Linux founder Linus Torvalds loves his new Google Chromebook Pixel, which he believes puts most other laptops to shame.
"One thing that the Chromebook Pixel really brings home is how crap normal laptops have become. Why do PC manufacturers even bother any more?" the outspoken developer asked in a Google+ blog post.
"No wonder the PC business isn't doing well, when they stick to just churning out more crappy stuff and think that 'full HD' (aka 1080p) is somehow the epitome of greatness."
According to to Torvalds, the Pixel boasts a "beautiful" screen, to the point where he will be making the device his primary laptop.
"I really appreciate not just the pixels, but the form factor. I despise widescreen displays, but I had gotten resigned to them. Until now. 3:2, baby. I don't understand why people complain about 'black bars,' when I can't see why it would be any different to have 'no pixels at all,' which is what the silly widescreen displays do," he said.
"I also have the Nexus 10, which also has tons of pixels, but on that one I didn't get the feeling that I could use the pixels very well... Sure, I could run a web browser and make the text smaller, but without a keyboard I can't reasonably write anything, and without the option of installing a full Linux distro I couldn't see it replacing my laptop anyway, so getting a BT keyboard didn't seem all that relevant either."

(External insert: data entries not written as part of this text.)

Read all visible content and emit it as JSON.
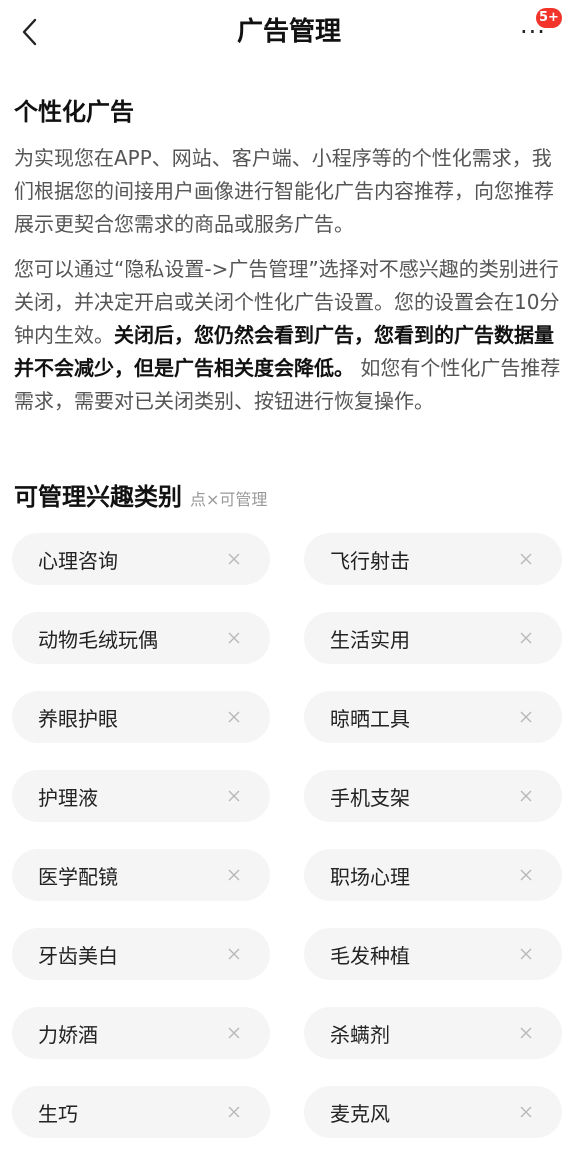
{
  "nav": {
    "title": "广告管理",
    "more_dots": "···",
    "badge": "5+"
  },
  "personalized": {
    "title": "个性化广告",
    "para1": "为实现您在APP、网站、客户端、小程序等的个性化需求，我们根据您的间接用户画像进行智能化广告内容推荐，向您推荐展示更契合您需求的商品或服务广告。",
    "para2_part1": "您可以通过“隐私设置->广告管理”选择对不感兴趣的类别进行关闭，并决定开启或关闭个性化广告设置。您的设置会在10分钟内生效。",
    "para2_bold": "关闭后，您仍然会看到广告，您看到的广告数据量并不会减少，但是广告相关度会降低。",
    "para2_part2": " 如您有个性化广告推荐需求，需要对已关闭类别、按钮进行恢复操作。"
  },
  "interests": {
    "title": "可管理兴趣类别",
    "hint": "点×可管理",
    "tags": [
      "心理咨询",
      "飞行射击",
      "动物毛绒玩偶",
      "生活实用",
      "养眼护眼",
      "晾晒工具",
      "护理液",
      "手机支架",
      "医学配镜",
      "职场心理",
      "牙齿美白",
      "毛发种植",
      "力娇酒",
      "杀螨剂",
      "生巧",
      "麦克风"
    ]
  },
  "colors": {
    "badge": "#f2342b",
    "tag_bg": "#f5f5f5",
    "hint": "#999999",
    "body_text": "#555555"
  },
  "icons": {
    "back": "chevron-left-icon",
    "close": "close-icon"
  }
}
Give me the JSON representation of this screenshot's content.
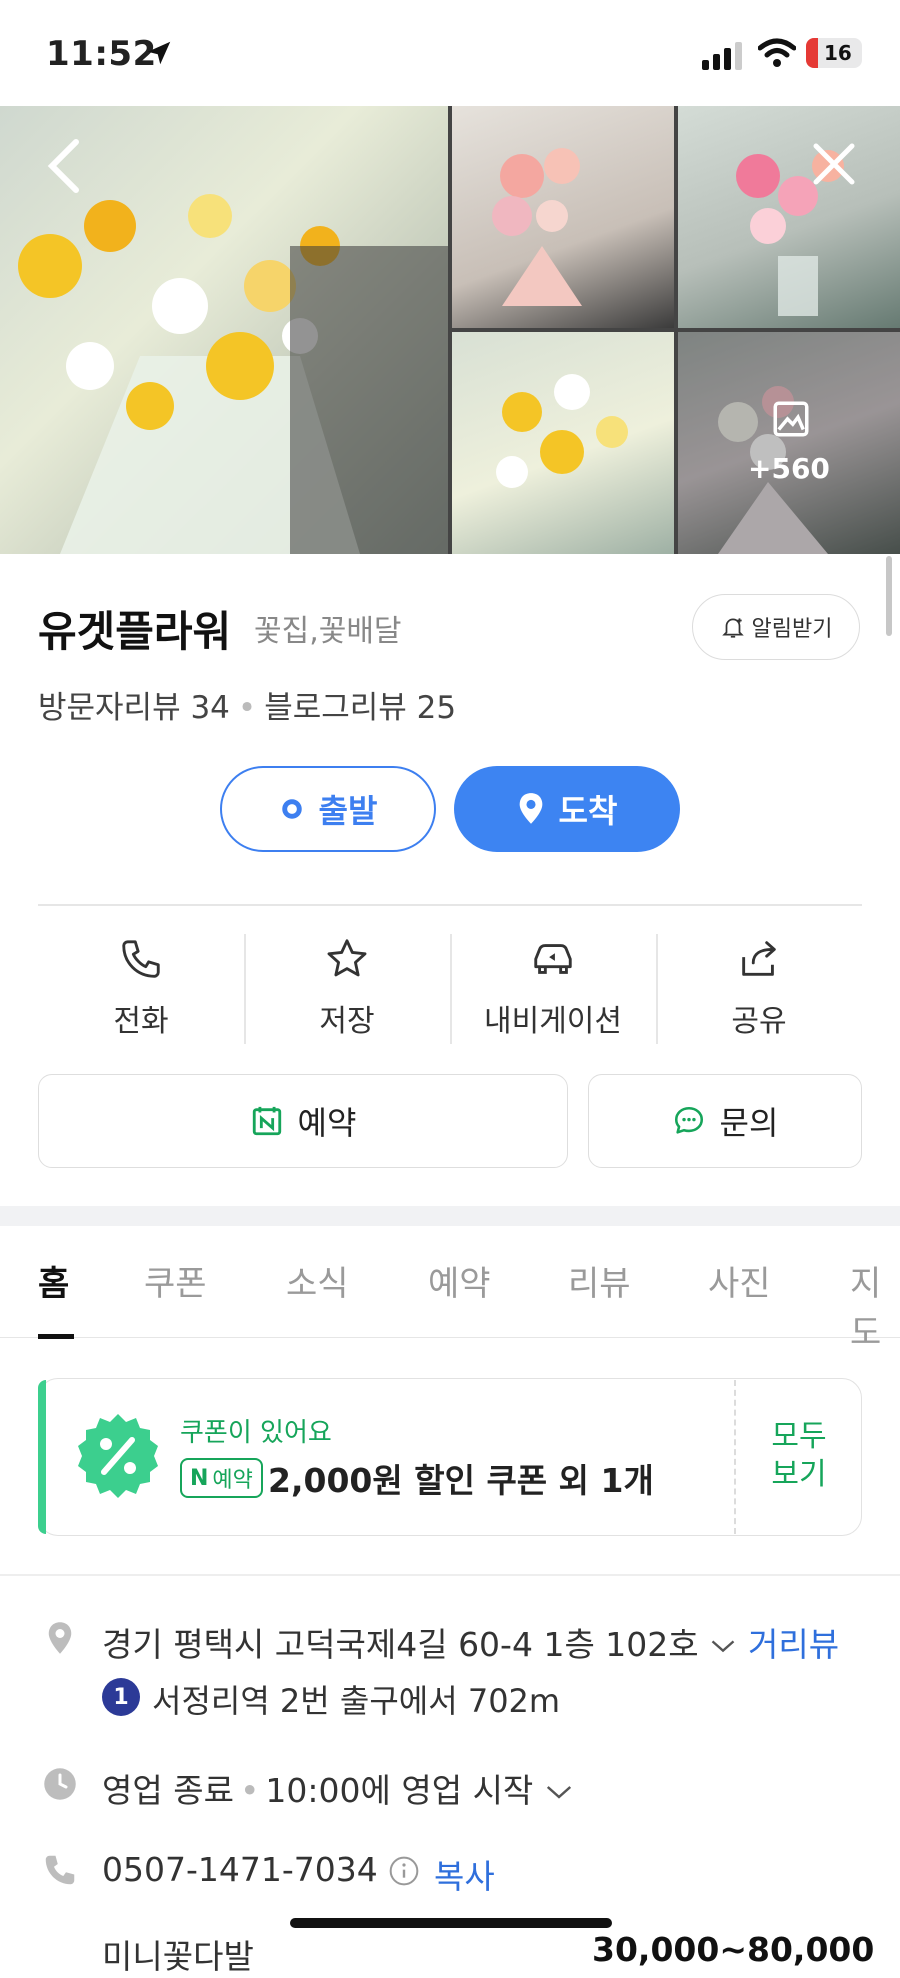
{
  "status": {
    "time": "11:52",
    "battery": "16"
  },
  "gallery": {
    "more_count": "+560"
  },
  "place": {
    "name": "유겟플라워",
    "category": "꽃집,꽃배달",
    "alarm_label": "알림받기",
    "visitor_reviews": "방문자리뷰 34",
    "blog_reviews": "블로그리뷰 25"
  },
  "route": {
    "depart": "출발",
    "arrive": "도착"
  },
  "actions": [
    {
      "label": "전화",
      "icon": "phone-icon"
    },
    {
      "label": "저장",
      "icon": "star-icon"
    },
    {
      "label": "내비게이션",
      "icon": "car-icon"
    },
    {
      "label": "공유",
      "icon": "share-icon"
    }
  ],
  "buttons": {
    "reserve": "예약",
    "inquiry": "문의"
  },
  "tabs": [
    "홈",
    "쿠폰",
    "소식",
    "예약",
    "리뷰",
    "사진",
    "지도"
  ],
  "coupon": {
    "title": "쿠폰이 있어요",
    "badge": "예약",
    "text": "2,000원 할인 쿠폰 외 1개",
    "all_line1": "모두",
    "all_line2": "보기"
  },
  "info": {
    "address": "경기 평택시 고덕국제4길 60-4 1층 102호",
    "street_view": "거리뷰",
    "subway_line": "1",
    "subway_text": "서정리역 2번 출구에서 702m",
    "hours_status": "영업 종료",
    "hours_next": "10:00에 영업 시작",
    "phone": "0507-1471-7034",
    "copy": "복사",
    "menu_peek": "미니꽃다발",
    "price_peek": "30,000~80,000"
  },
  "colors": {
    "accent_blue": "#3d84f2",
    "naver_green": "#16a55a",
    "coupon_bar": "#3ccf8e"
  }
}
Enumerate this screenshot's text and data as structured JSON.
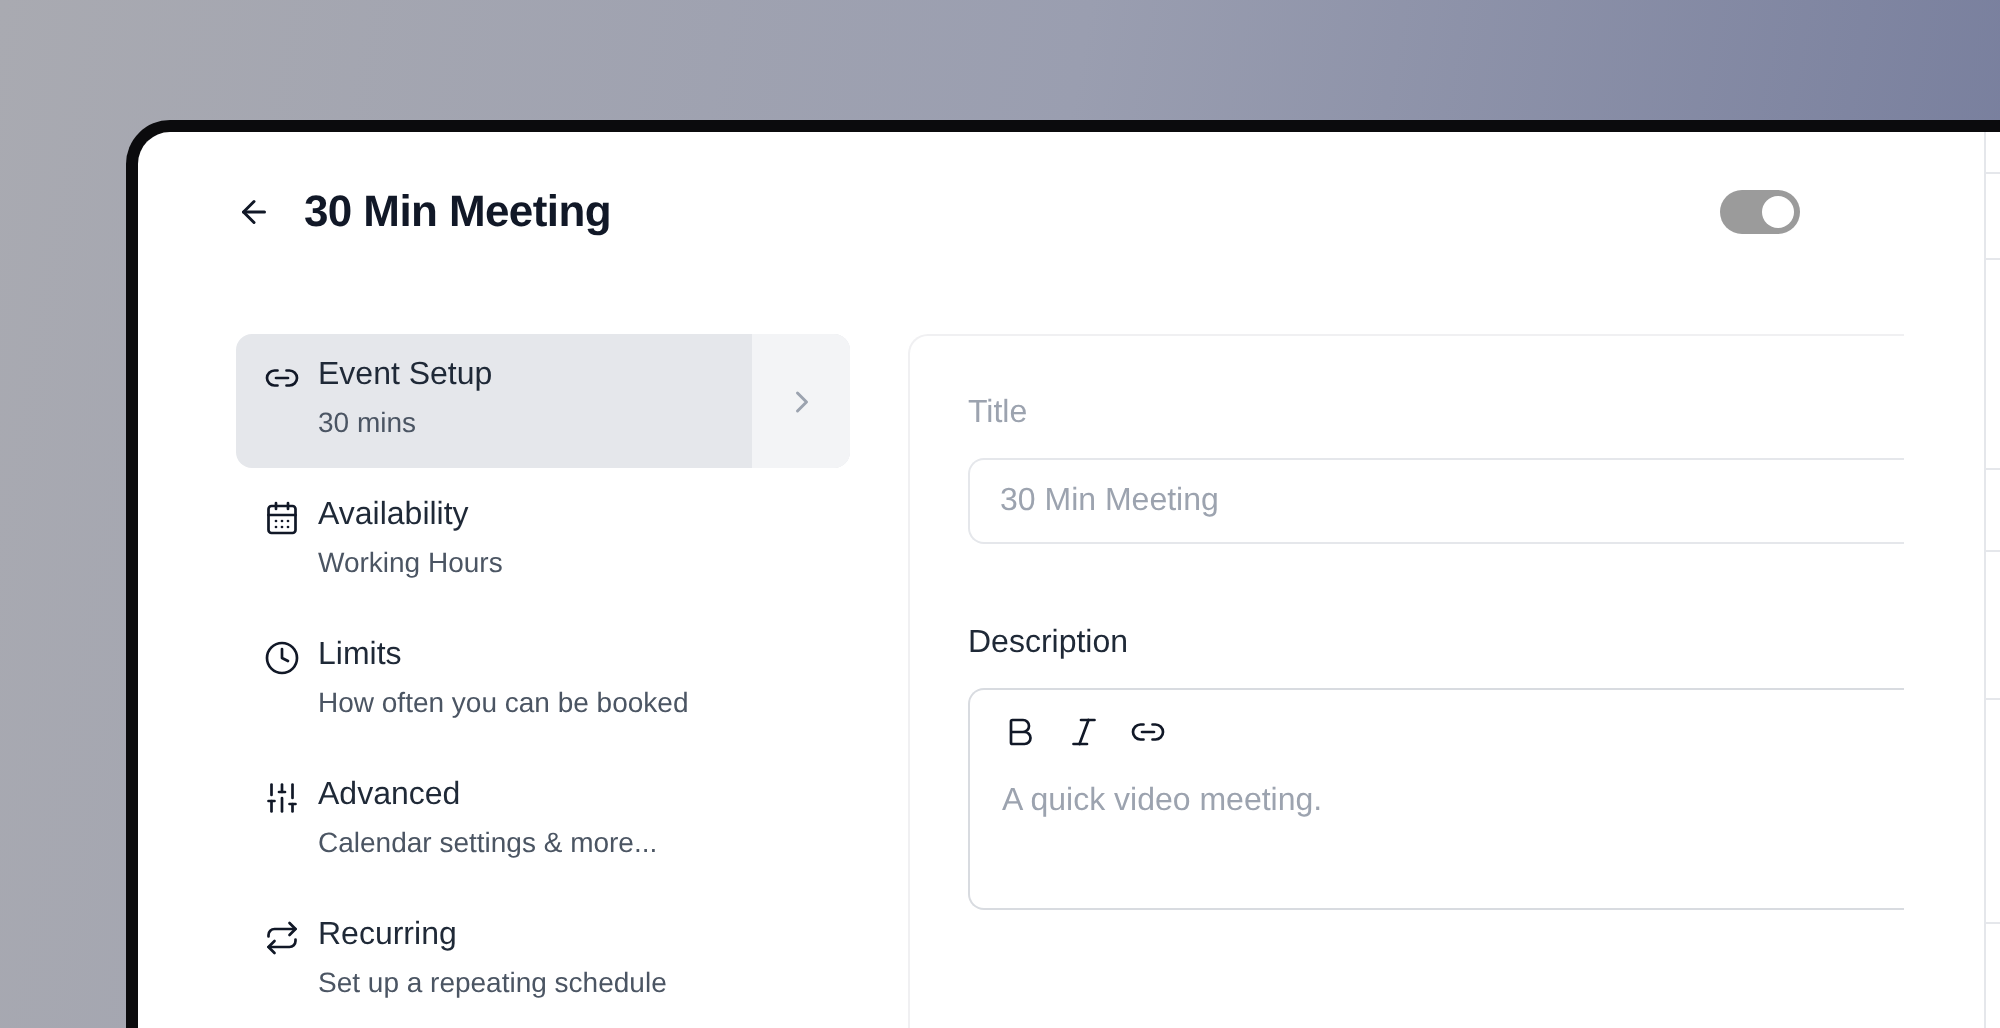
{
  "header": {
    "title": "30 Min Meeting",
    "toggle": {
      "on": true
    }
  },
  "sidebar": {
    "items": [
      {
        "kind": "link",
        "label": "Event Setup",
        "sublabel": "30 mins",
        "selected": true
      },
      {
        "kind": "calendar",
        "label": "Availability",
        "sublabel": "Working Hours",
        "selected": false
      },
      {
        "kind": "clock",
        "label": "Limits",
        "sublabel": "How often you can be booked",
        "selected": false
      },
      {
        "kind": "sliders",
        "label": "Advanced",
        "sublabel": "Calendar settings & more...",
        "selected": false
      },
      {
        "kind": "repeat",
        "label": "Recurring",
        "sublabel": "Set up a repeating schedule",
        "selected": false
      }
    ]
  },
  "form": {
    "title_label": "Title",
    "title_placeholder": "30 Min Meeting",
    "description_label": "Description",
    "description_placeholder": "A quick video meeting."
  }
}
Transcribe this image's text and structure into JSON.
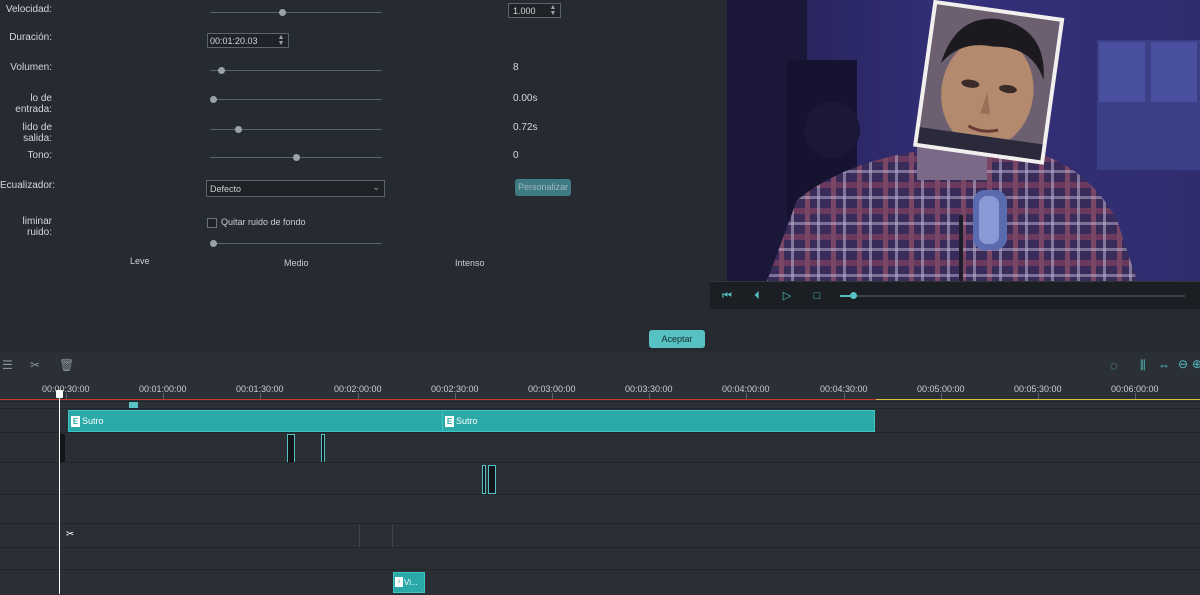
{
  "settings": {
    "speed_label": "Velocidad:",
    "speed_value": "1.000",
    "speed_level": 0.42,
    "duration_label": "Duración:",
    "duration_value": "00:01:20.03",
    "volume_label": "Volumen:",
    "volume_value": "8",
    "volume_level": 0.05,
    "fade_in_label": "lo de entrada:",
    "fade_in_value": "0.00s",
    "fade_in_level": 0.0,
    "fade_out_label": "lido de salida:",
    "fade_out_value": "0.72s",
    "fade_out_level": 0.15,
    "pitch_label": "Tono:",
    "pitch_value": "0",
    "pitch_level": 0.5,
    "equalizer_label": "Ecualizador:",
    "equalizer_value": "Defecto",
    "customize_button": "Personalizar",
    "denoise_label": "liminar ruido:",
    "denoise_checkbox_label": "Quitar ruido de fondo",
    "denoise_level": 0.0,
    "level_low": "Leve",
    "level_mid": "Medio",
    "level_high": "Intenso",
    "accept_button": "Aceptar"
  },
  "player": {
    "progress": 0.03
  },
  "ruler": {
    "ticks": [
      "00:00:30:00",
      "00:01:00:00",
      "00:01:30:00",
      "00:02:00:00",
      "00:02:30:00",
      "00:03:00:00",
      "00:03:30:00",
      "00:04:00:00",
      "00:04:30:00",
      "00:05:00:00",
      "00:05:30:00",
      "00:06:00:00"
    ]
  },
  "timeline": {
    "title_clip_1": "Sutro",
    "title_clip_2": "Sutro",
    "audio_clip": "Vi..."
  },
  "colors": {
    "accent": "#56c2c4",
    "clip": "#2aa9a8",
    "panel": "#262b31",
    "playhead": "#ffffff",
    "ruler_red": "#c0392b",
    "ruler_yellow": "#d4c23a"
  },
  "icons": [
    "cut-icon",
    "delete-icon",
    "settings-icon",
    "render-icon",
    "audio-mixer-icon",
    "fit-icon",
    "zoom-out-icon",
    "zoom-in-icon",
    "first-frame-icon",
    "prev-frame-icon",
    "play-icon",
    "stop-icon",
    "scissors-icon",
    "music-note-icon",
    "title-icon"
  ]
}
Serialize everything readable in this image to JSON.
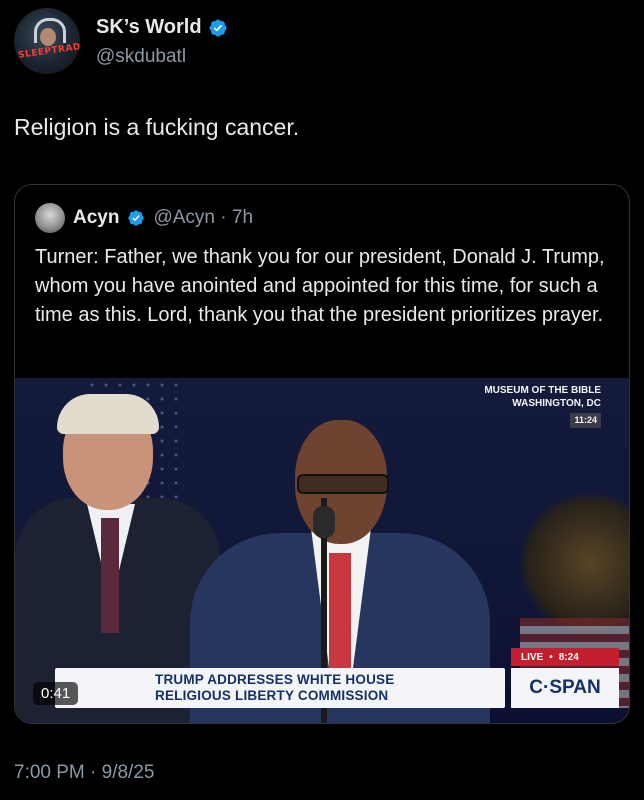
{
  "post": {
    "author_name": "SK’s World",
    "author_handle": "@skdubatl",
    "avatar_text": "SLEEPTRADE",
    "text": "Religion is a fucking cancer.",
    "timestamp": "7:00 PM · 9/8/25"
  },
  "quoted": {
    "author_name": "Acyn",
    "author_handle": "@Acyn · 7h",
    "text": "Turner: Father, we thank you for our president, Donald J. Trump, whom you have anointed and appointed for this time, for such a time as this. Lord, thank you that the president prioritizes prayer.",
    "media": {
      "location_line1": "MUSEUM OF THE BIBLE",
      "location_line2": "WASHINGTON, DC",
      "clock": "11:24",
      "live_label": "LIVE",
      "live_time": "8:24",
      "chyron_line1": "TRUMP ADDRESSES WHITE HOUSE",
      "chyron_line2": "RELIGIOUS LIBERTY COMMISSION",
      "network": "C·SPAN",
      "duration": "0:41"
    }
  },
  "colors": {
    "background": "#000000",
    "text_primary": "#e7e9ea",
    "text_secondary": "#8b98a5",
    "verified_blue": "#1d9bf0",
    "border": "#2f3336"
  },
  "icons": {
    "verified": "verified-badge-icon"
  }
}
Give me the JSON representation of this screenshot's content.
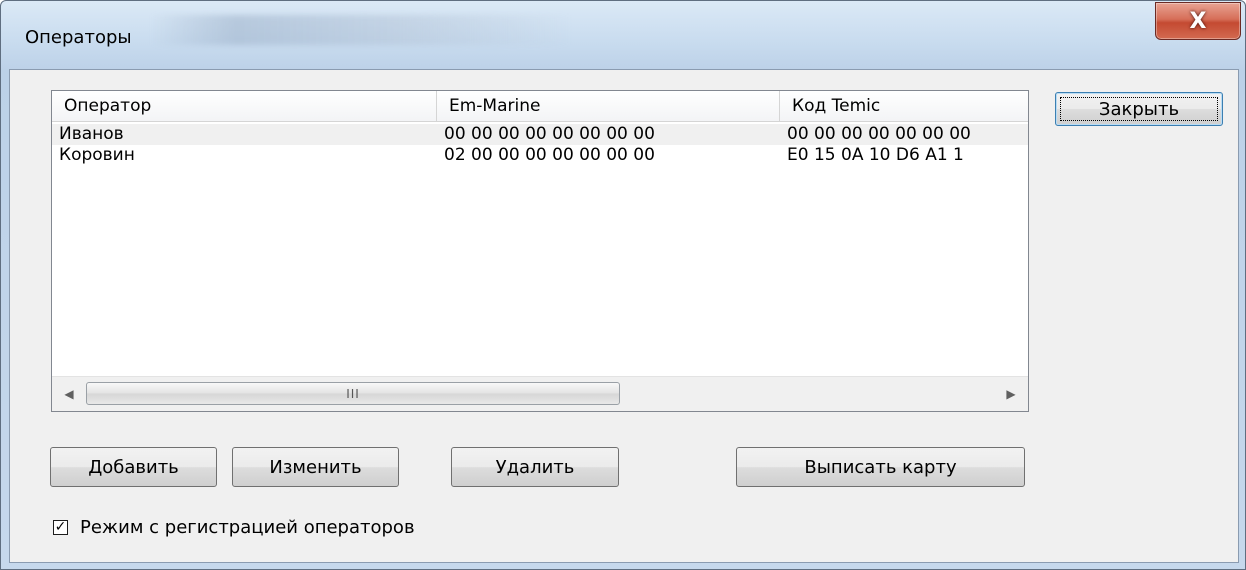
{
  "window": {
    "title": "Операторы",
    "close_glyph": "X"
  },
  "listview": {
    "columns": [
      "Оператор",
      "Em-Marine",
      "Код Temic"
    ],
    "rows": [
      [
        "Иванов",
        "00 00 00 00 00 00 00 00",
        "00 00 00 00 00 00 00"
      ],
      [
        "Коровин",
        "02 00 00 00 00 00 00 00",
        "E0 15 0A 10 D6 A1 1"
      ]
    ],
    "scroll_left": "◀",
    "scroll_right": "▶",
    "thumb_grip": "III"
  },
  "buttons": {
    "close": "Закрыть",
    "add": "Добавить",
    "edit": "Изменить",
    "delete": "Удалить",
    "issue_card": "Выписать карту"
  },
  "checkbox": {
    "label": "Режим с регистрацией операторов",
    "checked": true,
    "check_glyph": "✓"
  }
}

Torvalds also confirmed that he was still running ChromeOS on the machine, which is "good enough" for testing out normal work habits like reading and writing e-mails.
"[Still], I expect to install a real distro on this soon enough. For a laptop to be useful to me, I need to not just read and write email, I need to be able to do compiles, have my own git repositories etc," he added.